Work instructions
Could you write out all the records once more, exactly?

Dataset entries:
- Opening Delimiter -

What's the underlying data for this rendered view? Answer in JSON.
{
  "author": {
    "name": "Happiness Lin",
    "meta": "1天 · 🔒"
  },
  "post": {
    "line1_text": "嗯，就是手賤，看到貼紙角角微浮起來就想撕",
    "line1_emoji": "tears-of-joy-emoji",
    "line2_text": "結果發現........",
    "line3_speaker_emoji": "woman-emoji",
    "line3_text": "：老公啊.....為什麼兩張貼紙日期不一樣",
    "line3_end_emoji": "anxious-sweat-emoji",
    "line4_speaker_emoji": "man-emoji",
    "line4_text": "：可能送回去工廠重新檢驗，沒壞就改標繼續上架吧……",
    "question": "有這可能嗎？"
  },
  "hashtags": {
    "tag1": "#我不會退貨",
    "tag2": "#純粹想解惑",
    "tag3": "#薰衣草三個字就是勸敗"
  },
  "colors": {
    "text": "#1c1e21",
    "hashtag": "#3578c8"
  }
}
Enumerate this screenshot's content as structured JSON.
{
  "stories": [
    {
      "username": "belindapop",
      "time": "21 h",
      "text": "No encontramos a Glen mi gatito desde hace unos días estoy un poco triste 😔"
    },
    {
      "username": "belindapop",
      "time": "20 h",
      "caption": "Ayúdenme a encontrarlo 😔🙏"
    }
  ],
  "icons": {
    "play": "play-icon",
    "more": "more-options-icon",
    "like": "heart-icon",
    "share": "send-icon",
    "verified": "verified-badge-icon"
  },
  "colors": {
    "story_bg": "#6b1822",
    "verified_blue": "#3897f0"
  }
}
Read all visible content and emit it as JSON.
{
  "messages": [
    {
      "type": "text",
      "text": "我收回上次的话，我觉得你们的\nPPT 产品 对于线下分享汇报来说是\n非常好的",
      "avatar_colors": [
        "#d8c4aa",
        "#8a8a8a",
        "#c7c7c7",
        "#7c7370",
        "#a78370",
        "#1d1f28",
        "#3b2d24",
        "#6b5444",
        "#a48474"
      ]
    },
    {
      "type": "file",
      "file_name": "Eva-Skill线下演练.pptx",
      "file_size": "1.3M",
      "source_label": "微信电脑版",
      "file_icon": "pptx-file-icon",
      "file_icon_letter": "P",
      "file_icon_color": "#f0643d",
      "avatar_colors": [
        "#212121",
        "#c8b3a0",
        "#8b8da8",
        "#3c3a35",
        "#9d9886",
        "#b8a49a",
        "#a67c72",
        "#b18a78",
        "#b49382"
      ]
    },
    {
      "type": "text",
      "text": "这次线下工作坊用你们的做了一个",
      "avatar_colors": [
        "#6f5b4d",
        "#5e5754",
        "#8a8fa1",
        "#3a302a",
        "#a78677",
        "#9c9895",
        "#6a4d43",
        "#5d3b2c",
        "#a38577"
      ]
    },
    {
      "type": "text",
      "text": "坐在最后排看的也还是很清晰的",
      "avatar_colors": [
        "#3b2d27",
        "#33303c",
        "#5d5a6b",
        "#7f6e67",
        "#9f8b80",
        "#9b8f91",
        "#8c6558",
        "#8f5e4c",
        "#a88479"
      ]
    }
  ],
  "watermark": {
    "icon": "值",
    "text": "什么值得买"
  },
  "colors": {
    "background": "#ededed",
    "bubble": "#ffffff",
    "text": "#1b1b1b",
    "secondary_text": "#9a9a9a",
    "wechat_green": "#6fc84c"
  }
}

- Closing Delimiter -

Completed task
What's the underlying data for this rendered view? Answer in JSON.
{
  "author": {
    "name": "Happiness Lin",
    "meta": "1天 · 🔒"
  },
  "post": {
    "line1_text": "嗯，就是手賤，看到貼紙角角微浮起來就想撕",
    "line1_emoji": "tears-of-joy-emoji",
    "line2_text": "結果發現........",
    "line3_speaker_emoji": "woman-emoji",
    "line3_text": "：老公啊.....為什麼兩張貼紙日期不一樣",
    "line3_end_emoji": "anxious-sweat-emoji",
    "line4_speaker_emoji": "man-emoji",
    "line4_text": "：可能送回去工廠重新檢驗，沒壞就改標繼續上架吧……",
    "question": "有這可能嗎？"
  },
  "hashtags": {
    "tag1": "#我不會退貨",
    "tag2": "#純粹想解惑",
    "tag3": "#薰衣草三個字就是勸敗"
  },
  "colors": {
    "text": "#1c1e21",
    "hashtag": "#3578c8"
  }
}
Enumerate this screenshot's content as structured JSON.
{
  "stories": [
    {
      "username": "belindapop",
      "time": "21 h",
      "text": "No encontramos a Glen mi gatito desde hace unos días estoy un poco triste 😔"
    },
    {
      "username": "belindapop",
      "time": "20 h",
      "caption": "Ayúdenme a encontrarlo 😔🙏"
    }
  ],
  "icons": {
    "play": "play-icon",
    "more": "more-options-icon",
    "like": "heart-icon",
    "share": "send-icon",
    "verified": "verified-badge-icon"
  },
  "colors": {
    "story_bg": "#6b1822",
    "verified_blue": "#3897f0"
  }
}
Read all visible content and emit it as JSON.
{
  "messages": [
    {
      "type": "text",
      "text": "我收回上次的话，我觉得你们的\nPPT 产品 对于线下分享汇报来说是\n非常好的",
      "avatar_colors": [
        "#d8c4aa",
        "#8a8a8a",
        "#c7c7c7",
        "#7c7370",
        "#a78370",
        "#1d1f28",
        "#3b2d24",
        "#6b5444",
        "#a48474"
      ]
    },
    {
      "type": "file",
      "file_name": "Eva-Skill线下演练.pptx",
      "file_size": "1.3M",
      "source_label": "微信电脑版",
      "file_icon": "pptx-file-icon",
      "file_icon_letter": "P",
      "file_icon_color": "#f0643d",
      "avatar_colors": [
        "#212121",
        "#c8b3a0",
        "#8b8da8",
        "#3c3a35",
        "#9d9886",
        "#b8a49a",
        "#a67c72",
        "#b18a78",
        "#b49382"
      ]
    },
    {
      "type": "text",
      "text": "这次线下工作坊用你们的做了一个",
      "avatar_colors": [
        "#6f5b4d",
        "#5e5754",
        "#8a8fa1",
        "#3a302a",
        "#a78677",
        "#9c9895",
        "#6a4d43",
        "#5d3b2c",
        "#a38577"
      ]
    },
    {
      "type": "text",
      "text": "坐在最后排看的也还是很清晰的",
      "avatar_colors": [
        "#3b2d27",
        "#33303c",
        "#5d5a6b",
        "#7f6e67",
        "#9f8b80",
        "#9b8f91",
        "#8c6558",
        "#8f5e4c",
        "#a88479"
      ]
    }
  ],
  "watermark": {
    "icon": "值",
    "text": "什么值得买"
  },
  "colors": {
    "background": "#ededed",
    "bubble": "#ffffff",
    "text": "#1b1b1b",
    "secondary_text": "#9a9a9a",
    "wechat_green": "#6fc84c"
  }
}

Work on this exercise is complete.